Barton Browne prided himself on being a “health nut”, and so you can well imagine his disappointment when one evening his car ran off the road in a “frequent accident area” and smashed into a pine tree.
What had once been a well-kept figure of a young man was now a mass of broken and fractured bones, and it was six months before he left the hospital, and even then it was with a walking stick, and a severe limp.
Barton had taken out an excellent insurance plan, and he figured that if he invested his money wisely he would never have to work again, which was just as well, because his physical condition would never have allowed him to return to his job as a door-to-door vacuum-cleaner salesman. He had excelled at his work, winning “Salesman of the Year” bonuses five out of the past seven years, and his former employers appreciated his service sufficiently to grant him a modest pension for life, even though they were not obliged to do so.
Barton decided to use his pension money for living expenses, and his insurance money he invested in an array of blue-chip stocks. His Lower East Side apartment was on the first floor, and so he had no demanding reason to move into an elevator building.
He got to know his neighborhood, limping around with his malacca walking stick. Before the accident his plan was to live here only until he had saved up the money for one of those new homes in the suburbs. This imaginary home – one of the fashionable “ranch” styles – was always meant in Barton’s dreams to be shared with a wife; a wife, in baseball terms, “to be named later”. But who would ever marry a cripple, a broken man who could barely hobble around with his cane, who could not even lift a telephone book with one hand? No, Barton resigned himself to a long retirement of celibacy.
But he could look. And look he did, at the girls and women he saw in the street, on the bus and in the parks, and on the silver screen in the movies.
Barton had never been much of a drinker, and he still wasn’t, but he had taken to stopping into a tavern at Bleecker and the Bowery called Bob’s Bowery Bar.
The eponymous proprietor brewed his own bock beer in the basement of his establishment, and Barton was so taken by the novelty of this old-fashioned practice that he made the house bock his regular tipple.
He would sit at the bar nursing the dark, not-quite-cold, barely carbonated but rich and full-flavored beer, and out of the corner of his eye he would admire the waitress, Janet.
He was not alone in this admiration.

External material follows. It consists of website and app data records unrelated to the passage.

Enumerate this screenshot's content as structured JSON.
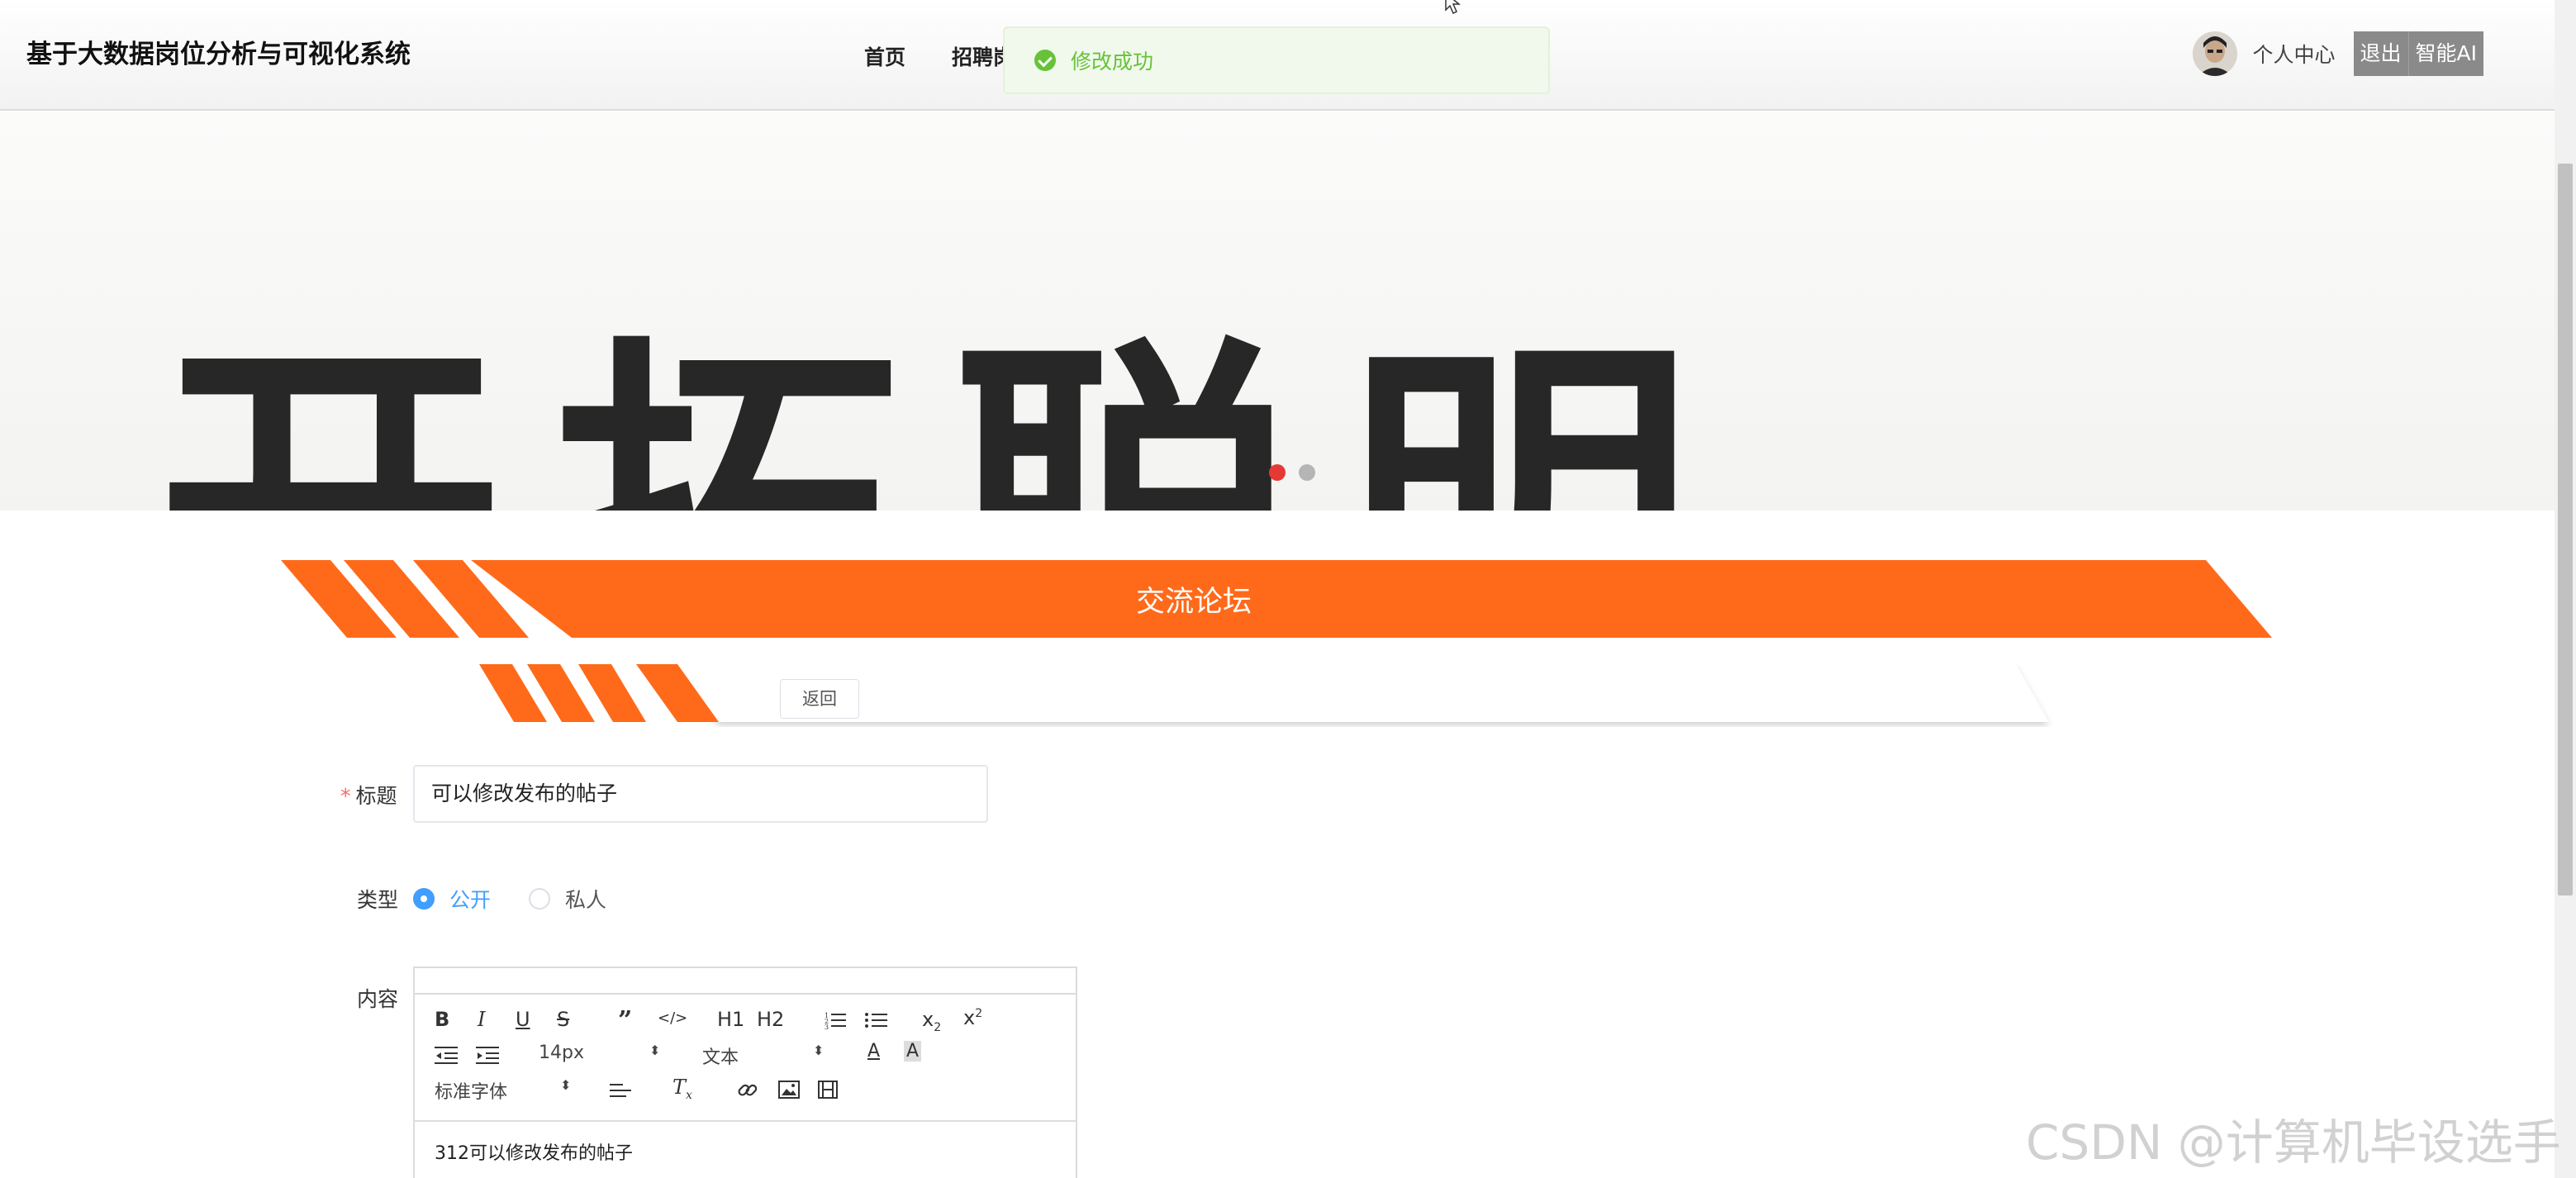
{
  "header": {
    "app_title": "基于大数据岗位分析与可视化系统",
    "nav": [
      "首页",
      "招聘岗"
    ],
    "profile_label": "个人中心",
    "logout_label": "退出",
    "ai_label": "智能AI"
  },
  "toast": {
    "message": "修改成功",
    "type": "success"
  },
  "banner": {
    "image_text": "开拓聪明",
    "active_slide": 1,
    "slide_count": 2
  },
  "section": {
    "title": "交流论坛",
    "back_label": "返回"
  },
  "form": {
    "title_label": "标题",
    "title_value": "可以修改发布的帖子",
    "type_label": "类型",
    "type_options": [
      "公开",
      "私人"
    ],
    "type_selected": "公开",
    "content_label": "内容",
    "content_value": "312可以修改发布的帖子"
  },
  "editor_toolbar": {
    "font_size": "14px",
    "header_select": "文本",
    "font_family": "标准字体",
    "h1": "H1",
    "h2": "H2"
  },
  "watermark": "CSDN @计算机毕设选手",
  "colors": {
    "accent_orange": "#ff6a1a",
    "success_green": "#67c23a",
    "primary_blue": "#409eff",
    "required_red": "#f56c6c"
  }
}
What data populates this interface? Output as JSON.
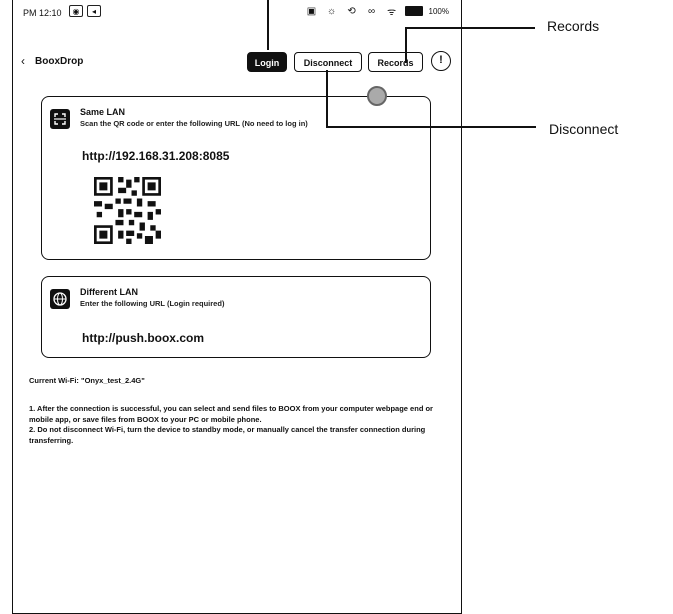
{
  "status_bar": {
    "time": "PM 12:10",
    "battery_pct": "100%"
  },
  "app": {
    "title": "BooxDrop",
    "buttons": {
      "login": "Login",
      "disconnect": "Disconnect",
      "records": "Records",
      "info": "!"
    }
  },
  "same_lan": {
    "title": "Same LAN",
    "subtitle": "Scan the QR code or enter the following URL (No need to log in)",
    "url": "http://192.168.31.208:8085"
  },
  "different_lan": {
    "title": "Different LAN",
    "subtitle": "Enter the following URL (Login required)",
    "url": "http://push.boox.com"
  },
  "wifi": {
    "text": "Current Wi-Fi: \"Onyx_test_2.4G\""
  },
  "notes": [
    "1. After the connection is successful, you can select and send files to BOOX from your computer webpage end or mobile app, or save files from BOOX to your PC or mobile phone.",
    "2. Do not disconnect Wi-Fi, turn the device to standby mode, or manually cancel the transfer connection during transferring."
  ],
  "callouts": {
    "records": "Records",
    "disconnect": "Disconnect"
  }
}
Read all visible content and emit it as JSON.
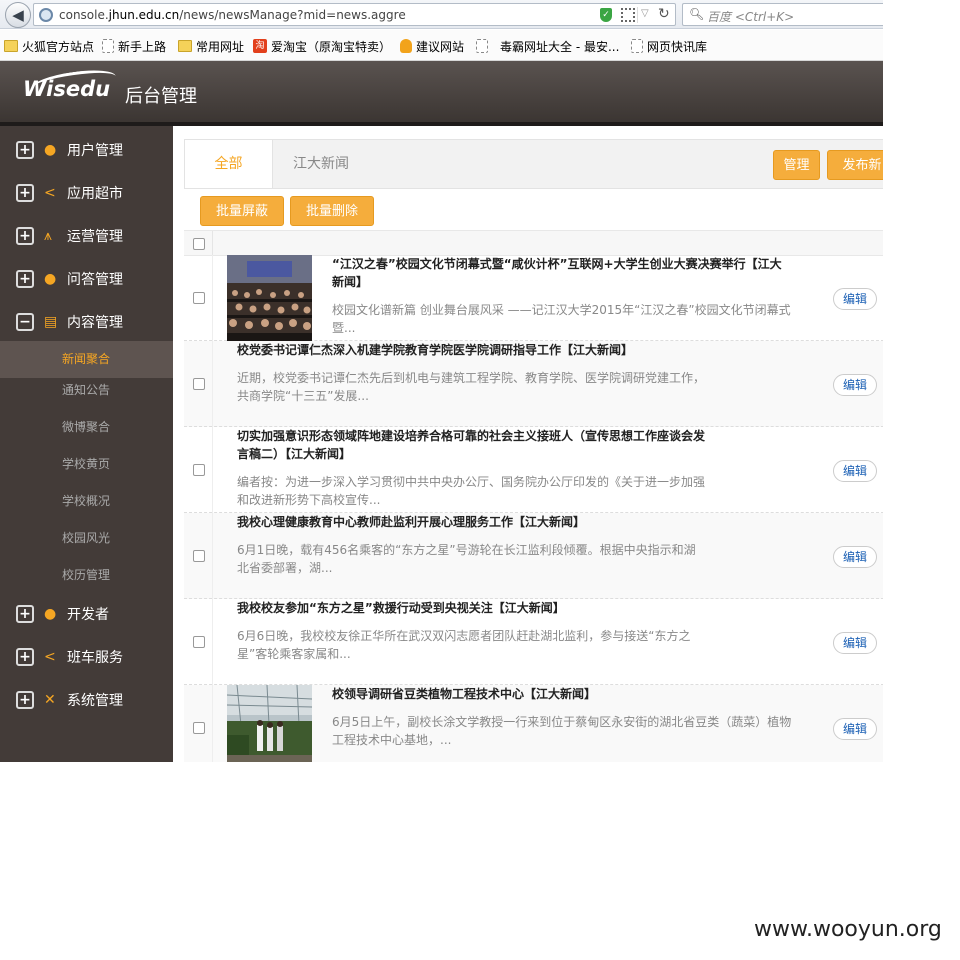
{
  "browser": {
    "url_prefix": "console.",
    "url_domain": "jhun.edu.cn",
    "url_path": "/news/newsManage?mid=news.aggre",
    "search_placeholder": "百度 <Ctrl+K>",
    "bookmarks": [
      {
        "label": "火狐官方站点",
        "icon": "folder-icon"
      },
      {
        "label": "新手上路",
        "icon": "page-icon"
      },
      {
        "label": "常用网址",
        "icon": "folder-icon"
      },
      {
        "label": "爱淘宝（原淘宝特卖）",
        "icon": "taobao-icon"
      },
      {
        "label": "建议网站",
        "icon": "bulb-icon"
      },
      {
        "label": "毒霸网址大全 - 最安...",
        "icon": "page-icon"
      },
      {
        "label": "网页快讯库",
        "icon": "page-icon"
      }
    ]
  },
  "header": {
    "logo": "Wisedu",
    "title": "后台管理"
  },
  "sidebar": {
    "menus": [
      {
        "label": "用户管理",
        "icon": "person-icon",
        "toggle": "+"
      },
      {
        "label": "应用超市",
        "icon": "share-icon",
        "toggle": "+"
      },
      {
        "label": "运营管理",
        "icon": "chart-icon",
        "toggle": "+"
      },
      {
        "label": "问答管理",
        "icon": "person-icon",
        "toggle": "+"
      },
      {
        "label": "内容管理",
        "icon": "document-icon",
        "toggle": "−"
      }
    ],
    "submenu": [
      "新闻聚合",
      "通知公告",
      "微博聚合",
      "学校黄页",
      "学校概况",
      "校园风光",
      "校历管理"
    ],
    "menus_after": [
      {
        "label": "开发者",
        "icon": "person-icon",
        "toggle": "+"
      },
      {
        "label": "班车服务",
        "icon": "share-icon",
        "toggle": "+"
      },
      {
        "label": "系统管理",
        "icon": "tools-icon",
        "toggle": "+"
      }
    ]
  },
  "main": {
    "tabs": [
      "全部",
      "江大新闻"
    ],
    "manage_button": "管理",
    "publish_button": "发布新",
    "batch_hide": "批量屏蔽",
    "batch_delete": "批量删除",
    "edit_label": "编辑",
    "news": [
      {
        "title": "“江汉之春”校园文化节闭幕式暨“咸伙计杯”互联网+大学生创业大赛决赛举行【江大新闻】",
        "desc": "  校园文化谱新篇 创业舞台展风采  ——记江汉大学2015年“江汉之春”校园文化节闭幕式  暨...",
        "has_image": true
      },
      {
        "title": "校党委书记谭仁杰深入机建学院教育学院医学院调研指导工作【江大新闻】",
        "desc": "近期，校党委书记谭仁杰先后到机电与建筑工程学院、教育学院、医学院调研党建工作，共商学院“十三五”发展...",
        "has_image": false
      },
      {
        "title": "切实加强意识形态领域阵地建设培养合格可靠的社会主义接班人（宣传思想工作座谈会发言稿二）【江大新闻】",
        "desc": "编者按：为进一步深入学习贯彻中共中央办公厅、国务院办公厅印发的《关于进一步加强和改进新形势下高校宣传...",
        "has_image": false
      },
      {
        "title": "我校心理健康教育中心教师赴监利开展心理服务工作【江大新闻】",
        "desc": "  6月1日晚，载有456名乘客的“东方之星”号游轮在长江监利段倾覆。根据中央指示和湖北省委部署，湖...",
        "has_image": false
      },
      {
        "title": "我校校友参加“东方之星”救援行动受到央视关注【江大新闻】",
        "desc": "  6月6日晚，我校校友徐正华所在武汉双闪志愿者团队赶赴湖北监利，参与接送“东方之星”客轮乘客家属和...",
        "has_image": false
      },
      {
        "title": "校领导调研省豆类植物工程技术中心【江大新闻】",
        "desc": "  6月5日上午，副校长涂文学教授一行来到位于蔡甸区永安街的湖北省豆类（蔬菜）植物工程技术中心基地，...",
        "has_image": true
      }
    ]
  },
  "watermark": "www.wooyun.org"
}
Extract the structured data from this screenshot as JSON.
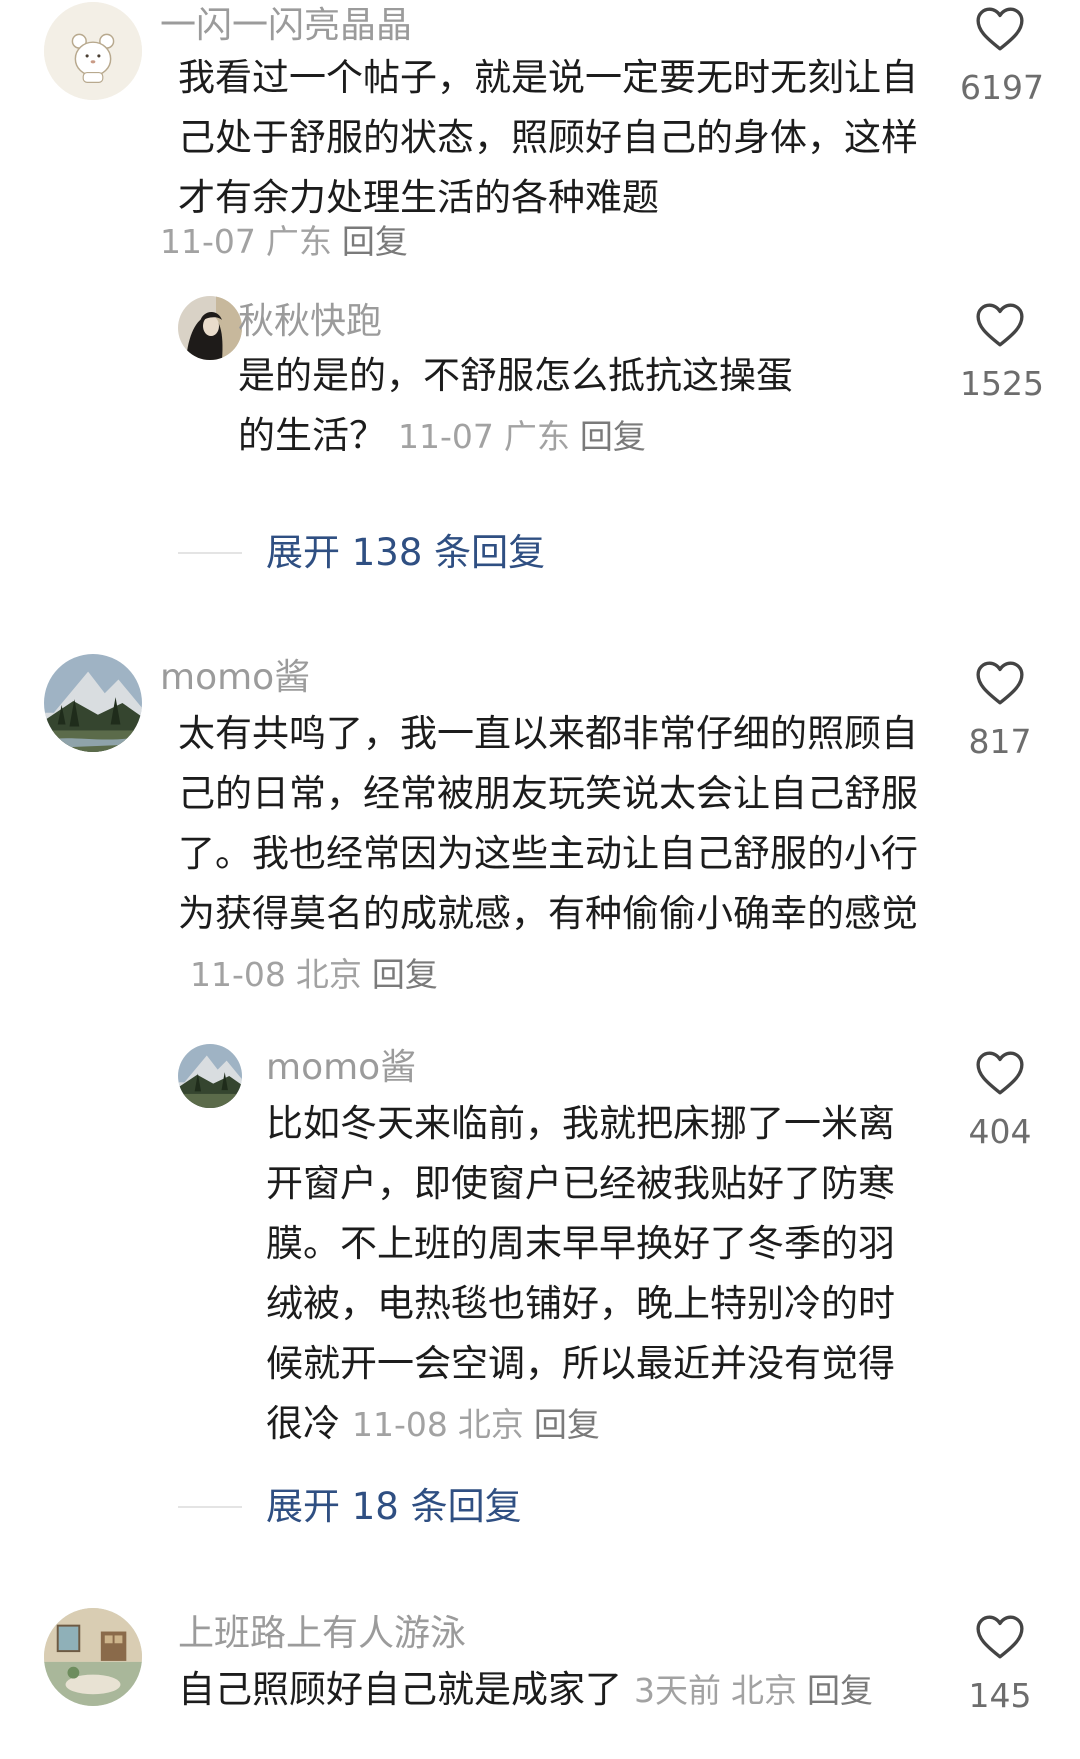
{
  "comments": [
    {
      "user": "一闪一闪亮晶晶",
      "avatar": "cartoon-bear-avatar",
      "text": "我看过一个帖子，就是说一定要无时无刻让自己处于舒服的状态，照顾好自己的身体，这样才有余力处理生活的各种难题",
      "date": "11-07",
      "location": "广东",
      "reply_label": "回复",
      "likes": "6197",
      "reply": {
        "user": "秋秋快跑",
        "avatar": "dark-portrait-avatar",
        "text": "是的是的，不舒服怎么抵抗这操蛋的生活？",
        "date": "11-07",
        "location": "广东",
        "reply_label": "回复",
        "likes": "1525"
      },
      "expand_label": "展开 138 条回复"
    },
    {
      "user": "momo酱",
      "avatar": "mountain-landscape-avatar",
      "text": "太有共鸣了，我一直以来都非常仔细的照顾自己的日常，经常被朋友玩笑说太会让自己舒服了。我也经常因为这些主动让自己舒服的小行为获得莫名的成就感，有种偷偷小确幸的感觉",
      "date": "11-08",
      "location": "北京",
      "reply_label": "回复",
      "likes": "817",
      "reply": {
        "user": "momo酱",
        "avatar": "mountain-landscape-avatar",
        "text": "比如冬天来临前，我就把床挪了一米离开窗户，即使窗户已经被我贴好了防寒膜。不上班的周末早早换好了冬季的羽绒被，电热毯也铺好，晚上特别冷的时候就开一会空调，所以最近并没有觉得很冷",
        "date": "11-08",
        "location": "北京",
        "reply_label": "回复",
        "likes": "404"
      },
      "expand_label": "展开 18 条回复"
    },
    {
      "user": "上班路上有人游泳",
      "avatar": "room-illustration-avatar",
      "text": "自己照顾好自己就是成家了",
      "date": "3天前",
      "location": "北京",
      "reply_label": "回复",
      "likes": "145"
    }
  ],
  "colors": {
    "text": "#1c1c1c",
    "username": "#9b9b9b",
    "meta": "#a2a2a2",
    "expand_link": "#2f4f82",
    "like_icon": "#444444"
  },
  "icons": {
    "like": "heart-outline-icon"
  }
}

All the bums in this bar (and to be honest, most of them really did seem to be bums), all of them worshipped Janet, an auburn-haired, strong-looking Irish girl who took care of her kid brother and sister, her parents having died some years before, of cancer (the mother) and alcoholism (the father).
Very gradually, over the course of dozens of slow afternoons, Barton became “friendly” with Janet, in that way that “regulars” in a bar or café become friendly with the staff.
When Barton came into to the bar, usually at around 4pm, he would say hello to Janet.
“Good afternoon, Janet. How are you today?”
“Not bad, Barton, how are you today?”
“Could be worse, Janet!”
“You said it, pal.”
And that was about as far as their friendship went, but it meant a lot to Barton, just saying hello to this beautiful and brave young woman.
He knew their friendship would never go any further, but what they had was good enough for him, and all in all he felt he had made the right decision that fateful evening when he was driving home after another long day of selling vacuum cleaners, when, on a moment’s impulse, he had yanked his steering wheel hard to the right and smashed his car into that pine tree.
– The Ballad of Barton Browne, and Other Tales of Modern Life, by Horace P. Sternwall; a Pyramid Books “paperback original”, 1954; out of print.